"As soon as he saw me, he ran over to me and jumped on my lap," said Defoe, recalling his first meeting with Lowery in February. "I think probably from that moment, it was sort of overwhelming, because I was like 'oh wow.' And that sort of love he gave me from day one was just like, that instant moment, was sort of like when we bonded. It was just a great feeling."

The two famously appeared together at Sunderland matches, in addition to English national team ties. In March, Lowery accompanied Defoe as the latter walked onto the pitch for an England/Lithuania World Cup qualifier.

Said Defoe, "All the lads know the bond between me and Bradley and how important it is for him to be happy and enjoy every moment ... I mean, these moments will live with me for the rest of my life. I will never forget all the times he's walked out with me."

Defoe scored in that match, a 2-0 England victory.

Last week, at the age of six, Bradley Lowery succumbed to the cancer that racked his little body.

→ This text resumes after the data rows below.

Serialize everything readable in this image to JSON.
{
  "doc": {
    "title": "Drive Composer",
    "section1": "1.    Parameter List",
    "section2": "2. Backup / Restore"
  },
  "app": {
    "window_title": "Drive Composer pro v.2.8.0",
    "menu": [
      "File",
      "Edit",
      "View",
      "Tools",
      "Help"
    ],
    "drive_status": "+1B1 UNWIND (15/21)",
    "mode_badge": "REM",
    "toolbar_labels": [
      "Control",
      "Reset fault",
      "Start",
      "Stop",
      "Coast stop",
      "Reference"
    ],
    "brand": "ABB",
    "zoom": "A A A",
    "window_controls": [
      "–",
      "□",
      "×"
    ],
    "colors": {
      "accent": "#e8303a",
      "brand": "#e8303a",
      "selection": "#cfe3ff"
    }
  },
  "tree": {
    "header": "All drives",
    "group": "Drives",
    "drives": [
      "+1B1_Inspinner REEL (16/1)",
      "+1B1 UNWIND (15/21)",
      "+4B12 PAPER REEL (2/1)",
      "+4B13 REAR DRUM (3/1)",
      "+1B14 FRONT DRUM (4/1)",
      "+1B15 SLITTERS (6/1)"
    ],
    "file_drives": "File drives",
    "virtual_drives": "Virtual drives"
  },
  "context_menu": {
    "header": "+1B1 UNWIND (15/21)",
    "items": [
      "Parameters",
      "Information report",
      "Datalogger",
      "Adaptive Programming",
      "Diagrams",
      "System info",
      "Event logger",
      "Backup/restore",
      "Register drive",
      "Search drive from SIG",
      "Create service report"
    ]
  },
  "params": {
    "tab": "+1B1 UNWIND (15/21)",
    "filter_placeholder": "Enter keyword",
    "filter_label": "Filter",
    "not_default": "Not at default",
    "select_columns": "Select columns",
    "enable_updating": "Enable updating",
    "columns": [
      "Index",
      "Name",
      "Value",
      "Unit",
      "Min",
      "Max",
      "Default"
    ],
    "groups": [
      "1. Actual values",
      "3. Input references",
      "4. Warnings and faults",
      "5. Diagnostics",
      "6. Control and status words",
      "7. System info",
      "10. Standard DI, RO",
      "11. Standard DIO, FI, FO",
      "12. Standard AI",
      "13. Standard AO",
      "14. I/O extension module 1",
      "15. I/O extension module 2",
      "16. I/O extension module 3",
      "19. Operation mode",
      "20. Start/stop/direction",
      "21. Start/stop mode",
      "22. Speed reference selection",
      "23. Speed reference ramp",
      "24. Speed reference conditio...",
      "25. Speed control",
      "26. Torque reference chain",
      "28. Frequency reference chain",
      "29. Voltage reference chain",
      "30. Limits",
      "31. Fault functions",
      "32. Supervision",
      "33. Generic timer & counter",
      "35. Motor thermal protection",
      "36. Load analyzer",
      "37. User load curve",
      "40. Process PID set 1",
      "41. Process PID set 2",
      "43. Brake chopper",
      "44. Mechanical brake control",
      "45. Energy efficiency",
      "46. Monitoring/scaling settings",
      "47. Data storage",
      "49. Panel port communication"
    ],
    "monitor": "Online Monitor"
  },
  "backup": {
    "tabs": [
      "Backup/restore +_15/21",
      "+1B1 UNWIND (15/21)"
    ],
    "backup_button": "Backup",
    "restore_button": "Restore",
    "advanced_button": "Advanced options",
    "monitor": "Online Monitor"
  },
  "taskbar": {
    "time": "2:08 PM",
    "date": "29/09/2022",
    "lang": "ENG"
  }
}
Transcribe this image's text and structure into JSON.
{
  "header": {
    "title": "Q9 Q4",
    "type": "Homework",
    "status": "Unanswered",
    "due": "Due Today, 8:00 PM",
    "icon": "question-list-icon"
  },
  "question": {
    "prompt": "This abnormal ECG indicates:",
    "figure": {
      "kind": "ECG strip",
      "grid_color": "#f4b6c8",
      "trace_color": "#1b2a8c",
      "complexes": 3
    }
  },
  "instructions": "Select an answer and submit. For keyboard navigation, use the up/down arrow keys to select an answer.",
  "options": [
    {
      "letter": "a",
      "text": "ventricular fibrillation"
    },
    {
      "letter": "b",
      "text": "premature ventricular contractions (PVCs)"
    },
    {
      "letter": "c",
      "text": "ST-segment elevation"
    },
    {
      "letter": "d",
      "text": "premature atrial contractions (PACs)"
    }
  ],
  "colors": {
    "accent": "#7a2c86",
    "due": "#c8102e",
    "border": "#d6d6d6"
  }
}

In the days before Lowery's passing, Defoe spent time with the boy and his family. He was asked about his relationship at his introductory press conference in Bournemouth:

Defoe joined a number of Premier League players and officials at Lowery's funeral in Sunderland. His emotions matched those of the thousands of people who lined the route from the church, thousands who didn't know Bradley Lowery personally, but who were touched by his story, his pure joy in the real friendship of a man from an entirely different background who played a game for a team he loved.

There's only one Bradley Lowery. But there's only one Jermain Defoe, too.

Thursday, July 13, 2017

Pretty in Pink

Who wore pink better:

The increasingly creepy Sammy Sosa...
(no, the color on this picture has not been altered)

or Ringwald?

Wednesday, July 12, 2017

I made a good tweet

My tweet is a high-quality tweet and I applaud its transparency.


I'm on one of my semi-regular jaunts to the Twin Cities. As usual, I landed at MSP. made my way to the rental car lot, and turned on 89.3 KCMP, The Current, one of the great public radio stations in America.

This song came on as soon as I pulled out of the airport:

Fuck, but it checks all kinds of boxes. Haunting vocals from a dead cute Australian girl singer. Love, loss, longing. And, oddly, random scenes with international-standard basketballs.

From the blog that brought you Mumford and Sons before you knew who they were, keep your ears open for Amy Shark.